When the music finally stopped, I caught my breath and looked around. Barry was nowhere in sight. The rest of the lifeguards and their dates were talking, laughing, not paying any attention to me at all.
Then I saw Lieutenant Louie walking towards me. I thought about running, but decided not to. If Louie still wanted to hit me, I would deal with it.
"Yo, kid," Louie called. "Not a bad dancer, are you?" He was smiling and had loosened his tie.
"The name's Butch," I said.
"Yeah, OK," Louie said. "Anyway, your shithead cousin split on you."
"I figured he might."
"Look, I'm not telling you how to live your life, kid." He stopped and chuckled. "I mean, Butch. But that guy ain't doing you no favors."
"Yeah, I know."
"Fact is," Louie said, "the guy's a douchebag. He's not even really 18, is he?"
I didn't answer. Barry was family and you couldn't turn on your family. But I thought about it.
"So, look, you need a ride home?" Louie asked. "Me and my girl are leaving soon."
"No, that's OK, Lou. I'll walk. I need some fresh air."
"I know what you mean, man," he said, then reached out his hand to shake. "You come see me next summer. Maybe we'll make a guard out of you. I already seen you're a hell of a lot better swimmer than your cousin."

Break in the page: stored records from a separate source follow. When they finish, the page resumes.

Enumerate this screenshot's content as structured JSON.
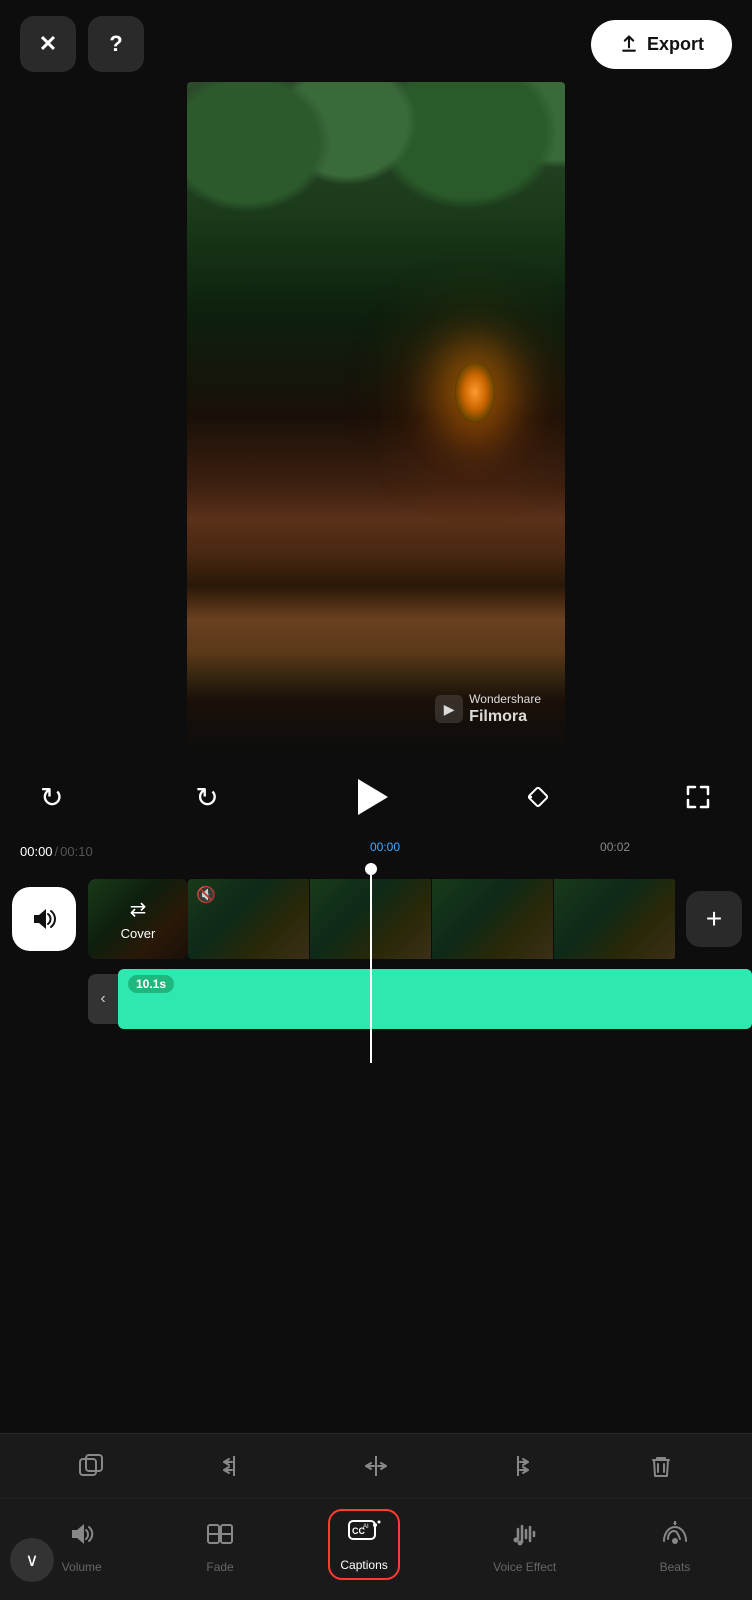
{
  "topBar": {
    "closeLabel": "✕",
    "helpLabel": "?",
    "exportLabel": "Export"
  },
  "video": {
    "watermark": {
      "brand": "Filmora",
      "brandPrefix": "Wondershare"
    }
  },
  "playback": {
    "currentTime": "00:00",
    "totalTime": "00:10",
    "separator": "/"
  },
  "timeline": {
    "marks": [
      "00:00",
      "00:02"
    ],
    "playheadTime": "00:00"
  },
  "tracks": {
    "volumeIcon": "🔊",
    "coverLabel": "Cover",
    "muteIcon": "🔇",
    "addIcon": "+",
    "captionDuration": "10.1s",
    "collapseIcon": "‹"
  },
  "bottomToolbar": {
    "icons": [
      "⊕",
      ":C",
      "C:",
      ":C:",
      "🗑"
    ],
    "navItems": [
      {
        "label": "Volume",
        "icon": "🔊",
        "active": false
      },
      {
        "label": "Fade",
        "icon": "▥",
        "active": false
      },
      {
        "label": "Captions",
        "icon": "CC",
        "active": true
      },
      {
        "label": "Voice Effect",
        "icon": "🎙",
        "active": false
      },
      {
        "label": "Beats",
        "icon": "🎵",
        "active": false
      }
    ],
    "downIcon": "∨"
  }
}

I shook his big hand. "Yeah, thanks. I'll do that."
"Maybe you better get going now."
"Right, right," I said, and turned and walked away.
Louie called after me, loud enough for everybody close by to hear. "Hey, Butch." I turned back around. "Get rid of that damn shirt, will you."
I didn't even care when they all started laughing.